◆ WHAT YOU SHOULD DO
Could you say how many lines in the records include "JSON"? Please give the number by itself.

(Interface dataset entries)
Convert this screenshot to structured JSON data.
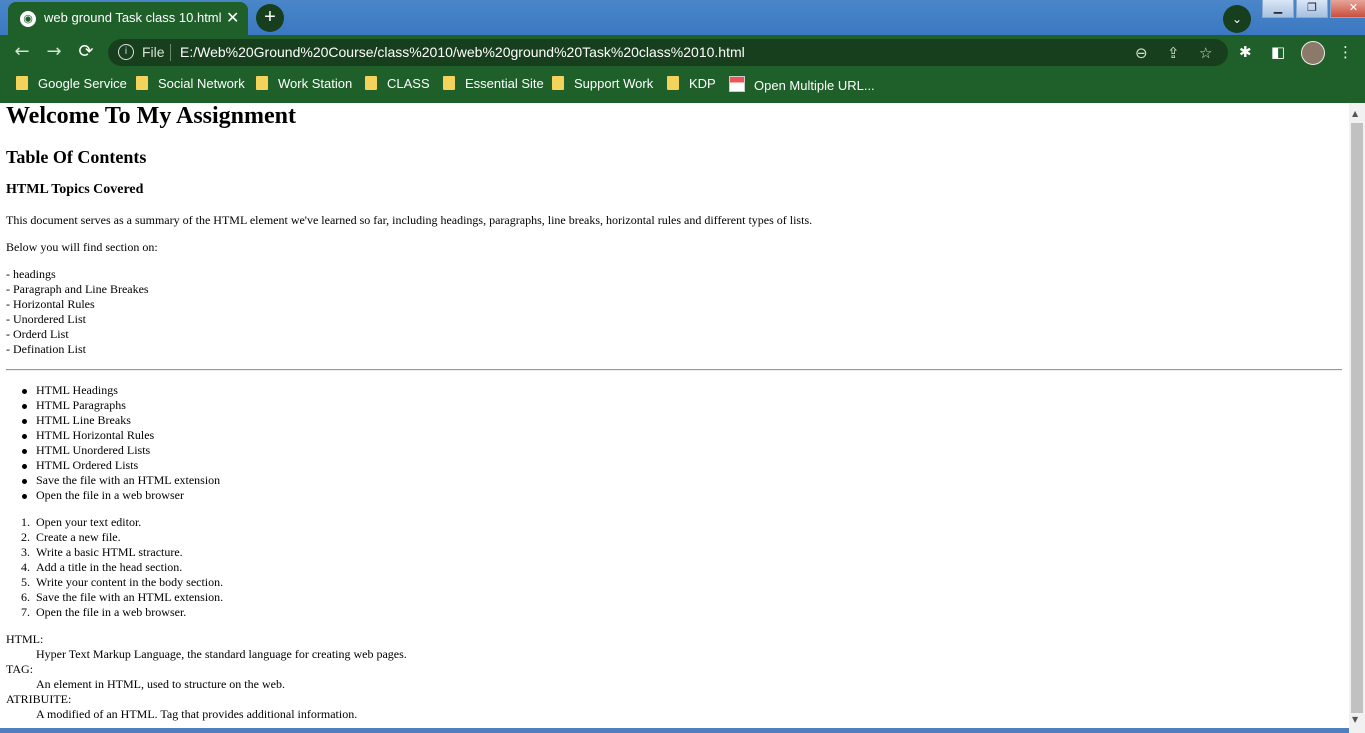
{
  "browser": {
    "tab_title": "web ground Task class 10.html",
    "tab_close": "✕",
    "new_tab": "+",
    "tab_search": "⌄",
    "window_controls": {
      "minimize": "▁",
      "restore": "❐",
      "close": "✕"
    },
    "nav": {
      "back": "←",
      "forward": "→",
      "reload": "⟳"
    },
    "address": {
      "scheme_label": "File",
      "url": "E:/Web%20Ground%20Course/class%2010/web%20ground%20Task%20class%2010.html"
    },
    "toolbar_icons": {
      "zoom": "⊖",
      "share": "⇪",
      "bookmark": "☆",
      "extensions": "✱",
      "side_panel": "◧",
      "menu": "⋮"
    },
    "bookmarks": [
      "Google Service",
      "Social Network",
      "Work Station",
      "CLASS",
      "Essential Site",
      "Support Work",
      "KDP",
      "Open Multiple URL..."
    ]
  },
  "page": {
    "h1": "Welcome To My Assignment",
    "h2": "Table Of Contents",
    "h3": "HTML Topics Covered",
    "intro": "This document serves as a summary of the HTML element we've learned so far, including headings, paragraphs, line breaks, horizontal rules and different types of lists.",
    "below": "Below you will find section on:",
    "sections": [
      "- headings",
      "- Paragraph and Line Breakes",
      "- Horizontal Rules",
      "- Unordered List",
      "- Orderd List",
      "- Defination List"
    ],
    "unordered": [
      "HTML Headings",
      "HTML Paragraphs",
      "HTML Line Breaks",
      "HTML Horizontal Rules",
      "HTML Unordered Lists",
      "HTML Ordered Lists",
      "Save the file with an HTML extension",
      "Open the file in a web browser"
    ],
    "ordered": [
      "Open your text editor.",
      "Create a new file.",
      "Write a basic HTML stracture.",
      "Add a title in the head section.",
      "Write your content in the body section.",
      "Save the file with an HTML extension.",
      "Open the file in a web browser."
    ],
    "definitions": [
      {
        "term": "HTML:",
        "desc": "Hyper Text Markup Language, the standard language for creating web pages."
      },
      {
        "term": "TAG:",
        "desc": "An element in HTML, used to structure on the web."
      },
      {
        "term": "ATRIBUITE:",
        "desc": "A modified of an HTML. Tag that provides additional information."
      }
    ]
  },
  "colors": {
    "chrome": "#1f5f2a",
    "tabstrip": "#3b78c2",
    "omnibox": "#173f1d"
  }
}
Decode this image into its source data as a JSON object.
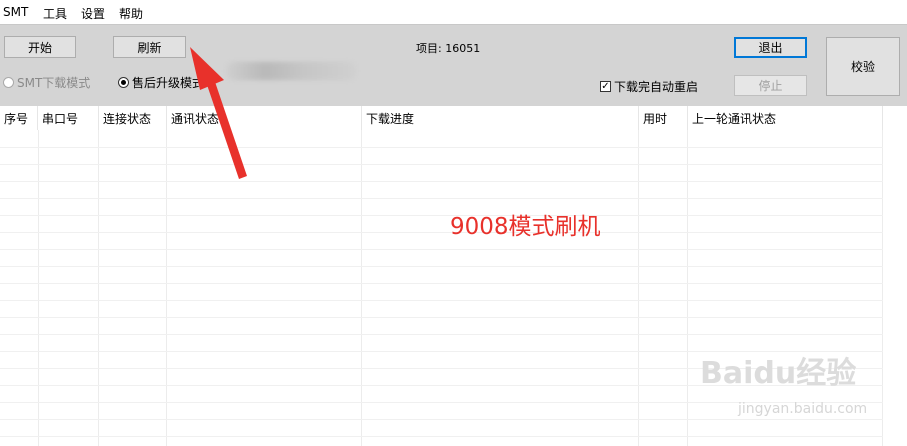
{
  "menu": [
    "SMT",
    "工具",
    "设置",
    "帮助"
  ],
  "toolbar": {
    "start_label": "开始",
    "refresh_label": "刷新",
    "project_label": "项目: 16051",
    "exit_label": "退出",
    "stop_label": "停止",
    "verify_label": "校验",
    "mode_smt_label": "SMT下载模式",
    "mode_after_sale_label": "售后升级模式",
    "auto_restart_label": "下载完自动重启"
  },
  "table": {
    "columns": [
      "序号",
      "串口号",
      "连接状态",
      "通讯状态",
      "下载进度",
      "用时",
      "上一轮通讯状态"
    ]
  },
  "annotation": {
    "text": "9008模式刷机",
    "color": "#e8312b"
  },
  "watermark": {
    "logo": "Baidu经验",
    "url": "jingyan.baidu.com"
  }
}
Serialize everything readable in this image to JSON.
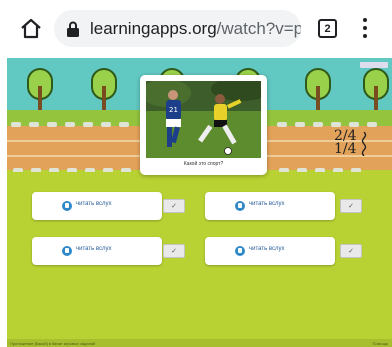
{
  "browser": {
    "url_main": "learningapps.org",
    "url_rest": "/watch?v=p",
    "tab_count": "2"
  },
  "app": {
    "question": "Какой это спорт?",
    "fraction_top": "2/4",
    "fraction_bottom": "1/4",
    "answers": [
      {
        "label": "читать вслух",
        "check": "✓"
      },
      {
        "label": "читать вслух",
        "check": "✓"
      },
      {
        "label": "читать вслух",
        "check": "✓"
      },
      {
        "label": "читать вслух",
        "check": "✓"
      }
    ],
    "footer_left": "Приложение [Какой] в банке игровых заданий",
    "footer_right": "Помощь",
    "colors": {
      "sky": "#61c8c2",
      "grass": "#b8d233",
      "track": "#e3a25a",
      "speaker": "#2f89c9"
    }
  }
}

◆ EXERCISE SOLUTION
3